The number of women reading newspapers has steadily grown over the years. They have become "the fastest-growing, most advertised attractive audience in town." A study from ComScore noted, "They're embracing the internet in a way that men are not." A new survey by Pew Research Center's Project for Excellence in Journalism shows that they also make up the majority of readers for 8 out of the top 25 news sites.
The 8 websites are (in order from highest percentage to lowest) Topix, Aol News, Examiner.com, Bing News, Yahoo, MSNBC, ABC News, and Huffington Post. Poynter posted a chart of the numbers here.
Many of the top sites like Aol News, Bing, and Yahoo are multi-service providers. Also at the top were local news aggregators Topix and Examiner.com. Topix had the highest different in percentages, at 56.2 percent female and 43.8 percent male readership. Business sites, such as Reuters and the Wall Street Journal, tended to be more male-dominated. The sites received 63.7% and 60.9% male readership respectively.
Online news sites attracted a more educated audience. 25 to 29 percent of top news site users had a bachelor's degree. Users with some college made up 24 to 27 percent.
This same study also showed that Google is the biggest news site referrer and that many news sites depend on casual viewers. However, the male and female breakdown of casual viewers and power viewers wasn't reported. As PEJ noted, "The NetView data does not breakdown the behavior patterns like time spent or return visits for the various demographic groups. It would be interesting to know, for example, if women tended to return more times over the course of a month..."
The continuing male majority of readers on top news sites might be a result of the male-dominated journalism industry. Men still hold the majority of both journalism jobs and upper management positions. The media's treatment of women has been criticized, and has been credited with harming the campaigns of several women candidates. As a result, groups started NameItChangeIt to combat this prejudice.
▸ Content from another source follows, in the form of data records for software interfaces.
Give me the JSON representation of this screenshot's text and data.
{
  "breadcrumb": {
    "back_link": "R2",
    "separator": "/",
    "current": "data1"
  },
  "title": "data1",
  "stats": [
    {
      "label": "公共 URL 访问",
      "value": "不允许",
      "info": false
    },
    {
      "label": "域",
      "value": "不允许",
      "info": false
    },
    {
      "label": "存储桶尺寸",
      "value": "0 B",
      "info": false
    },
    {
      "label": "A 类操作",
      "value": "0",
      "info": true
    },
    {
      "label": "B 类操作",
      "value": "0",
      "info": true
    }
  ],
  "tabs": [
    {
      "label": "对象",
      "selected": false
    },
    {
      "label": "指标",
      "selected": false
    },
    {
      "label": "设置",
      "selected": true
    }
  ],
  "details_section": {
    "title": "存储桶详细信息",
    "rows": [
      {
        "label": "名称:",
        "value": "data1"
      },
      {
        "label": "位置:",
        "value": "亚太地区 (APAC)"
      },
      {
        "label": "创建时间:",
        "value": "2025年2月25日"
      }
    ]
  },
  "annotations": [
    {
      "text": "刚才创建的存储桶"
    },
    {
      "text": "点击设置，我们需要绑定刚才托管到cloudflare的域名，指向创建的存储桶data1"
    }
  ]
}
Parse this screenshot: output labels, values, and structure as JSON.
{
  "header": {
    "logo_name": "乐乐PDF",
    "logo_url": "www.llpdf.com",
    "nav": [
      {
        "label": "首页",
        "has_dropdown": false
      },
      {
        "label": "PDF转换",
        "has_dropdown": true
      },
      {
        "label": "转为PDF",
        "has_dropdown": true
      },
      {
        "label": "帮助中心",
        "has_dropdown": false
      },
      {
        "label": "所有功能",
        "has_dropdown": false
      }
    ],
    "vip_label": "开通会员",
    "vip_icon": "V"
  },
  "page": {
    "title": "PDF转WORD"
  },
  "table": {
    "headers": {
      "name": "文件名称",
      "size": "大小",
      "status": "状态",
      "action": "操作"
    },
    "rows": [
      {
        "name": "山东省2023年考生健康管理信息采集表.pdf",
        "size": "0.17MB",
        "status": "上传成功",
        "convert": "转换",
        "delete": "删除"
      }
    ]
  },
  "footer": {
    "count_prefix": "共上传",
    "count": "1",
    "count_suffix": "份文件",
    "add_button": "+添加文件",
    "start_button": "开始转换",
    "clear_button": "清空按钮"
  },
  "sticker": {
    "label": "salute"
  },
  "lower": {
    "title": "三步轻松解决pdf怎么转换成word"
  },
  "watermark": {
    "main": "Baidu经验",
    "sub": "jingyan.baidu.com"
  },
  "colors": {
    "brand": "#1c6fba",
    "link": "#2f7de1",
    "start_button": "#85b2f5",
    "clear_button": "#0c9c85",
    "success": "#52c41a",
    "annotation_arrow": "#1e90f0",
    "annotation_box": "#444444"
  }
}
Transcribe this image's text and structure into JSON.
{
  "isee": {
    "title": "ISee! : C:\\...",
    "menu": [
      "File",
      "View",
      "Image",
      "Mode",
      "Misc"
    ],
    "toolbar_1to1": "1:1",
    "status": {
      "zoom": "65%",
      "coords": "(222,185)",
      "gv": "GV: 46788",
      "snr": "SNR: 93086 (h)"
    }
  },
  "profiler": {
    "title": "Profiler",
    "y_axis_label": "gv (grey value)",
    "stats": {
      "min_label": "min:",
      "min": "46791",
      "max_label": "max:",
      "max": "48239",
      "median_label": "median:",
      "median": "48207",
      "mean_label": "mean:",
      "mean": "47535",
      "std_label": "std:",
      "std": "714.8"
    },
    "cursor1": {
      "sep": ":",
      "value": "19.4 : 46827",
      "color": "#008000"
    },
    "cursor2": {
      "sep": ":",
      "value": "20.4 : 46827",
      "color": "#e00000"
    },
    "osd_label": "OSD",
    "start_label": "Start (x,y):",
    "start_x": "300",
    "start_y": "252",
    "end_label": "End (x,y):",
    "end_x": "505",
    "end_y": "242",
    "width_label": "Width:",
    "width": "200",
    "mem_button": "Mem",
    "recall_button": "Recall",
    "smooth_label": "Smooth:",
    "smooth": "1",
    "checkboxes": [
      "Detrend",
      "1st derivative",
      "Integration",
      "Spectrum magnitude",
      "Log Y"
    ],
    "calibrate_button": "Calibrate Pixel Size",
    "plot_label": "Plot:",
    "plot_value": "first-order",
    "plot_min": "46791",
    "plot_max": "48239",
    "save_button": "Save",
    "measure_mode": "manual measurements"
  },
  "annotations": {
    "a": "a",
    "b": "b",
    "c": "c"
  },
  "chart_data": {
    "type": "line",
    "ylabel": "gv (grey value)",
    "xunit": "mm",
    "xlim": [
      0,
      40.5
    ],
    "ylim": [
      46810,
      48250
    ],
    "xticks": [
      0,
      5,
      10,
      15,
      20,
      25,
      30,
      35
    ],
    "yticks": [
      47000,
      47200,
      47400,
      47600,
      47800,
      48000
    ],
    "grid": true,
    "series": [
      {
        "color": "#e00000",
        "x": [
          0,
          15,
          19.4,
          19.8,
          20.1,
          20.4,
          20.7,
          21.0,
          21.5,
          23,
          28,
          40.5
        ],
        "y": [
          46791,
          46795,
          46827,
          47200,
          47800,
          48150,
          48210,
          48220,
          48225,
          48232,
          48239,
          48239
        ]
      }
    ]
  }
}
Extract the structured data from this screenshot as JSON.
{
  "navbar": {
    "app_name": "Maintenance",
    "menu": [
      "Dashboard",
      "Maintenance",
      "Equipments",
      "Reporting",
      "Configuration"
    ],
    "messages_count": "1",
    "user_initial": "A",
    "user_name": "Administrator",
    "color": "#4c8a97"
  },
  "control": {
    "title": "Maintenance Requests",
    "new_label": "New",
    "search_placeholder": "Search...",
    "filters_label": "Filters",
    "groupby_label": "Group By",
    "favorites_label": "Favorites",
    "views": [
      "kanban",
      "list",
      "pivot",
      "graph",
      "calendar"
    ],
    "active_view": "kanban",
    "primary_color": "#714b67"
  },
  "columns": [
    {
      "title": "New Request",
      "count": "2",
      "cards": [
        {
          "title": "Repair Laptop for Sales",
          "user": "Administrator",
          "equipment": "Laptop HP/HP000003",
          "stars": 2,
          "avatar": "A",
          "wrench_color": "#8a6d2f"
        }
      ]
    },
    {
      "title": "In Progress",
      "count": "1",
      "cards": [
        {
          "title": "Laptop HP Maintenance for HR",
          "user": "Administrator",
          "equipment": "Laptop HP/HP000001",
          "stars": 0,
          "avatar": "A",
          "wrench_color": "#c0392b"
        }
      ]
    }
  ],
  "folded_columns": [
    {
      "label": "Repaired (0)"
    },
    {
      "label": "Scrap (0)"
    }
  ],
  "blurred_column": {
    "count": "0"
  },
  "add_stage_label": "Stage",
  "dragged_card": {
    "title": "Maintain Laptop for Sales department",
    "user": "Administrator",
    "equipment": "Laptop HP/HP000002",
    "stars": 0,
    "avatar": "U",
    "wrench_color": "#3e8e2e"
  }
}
Some publications have begun to focus more attention on female readers. Tina Brown's first edition of Newsweek featured Hilary Clinton. Others have started women-oriented websites. Business Insider announced that one of its former reporters launched two of these sites recently. Both are targeted towards professional women: one for working mothers and the other for younger professionals. The sites focus more on content and creating a dialogue to gain a faithful audience.
This follows Brown's assessment of how to gain female readership. "Men want to know what happened. Women want to know what really happened. It's not about 'women's content;' it's the way you edit and assign."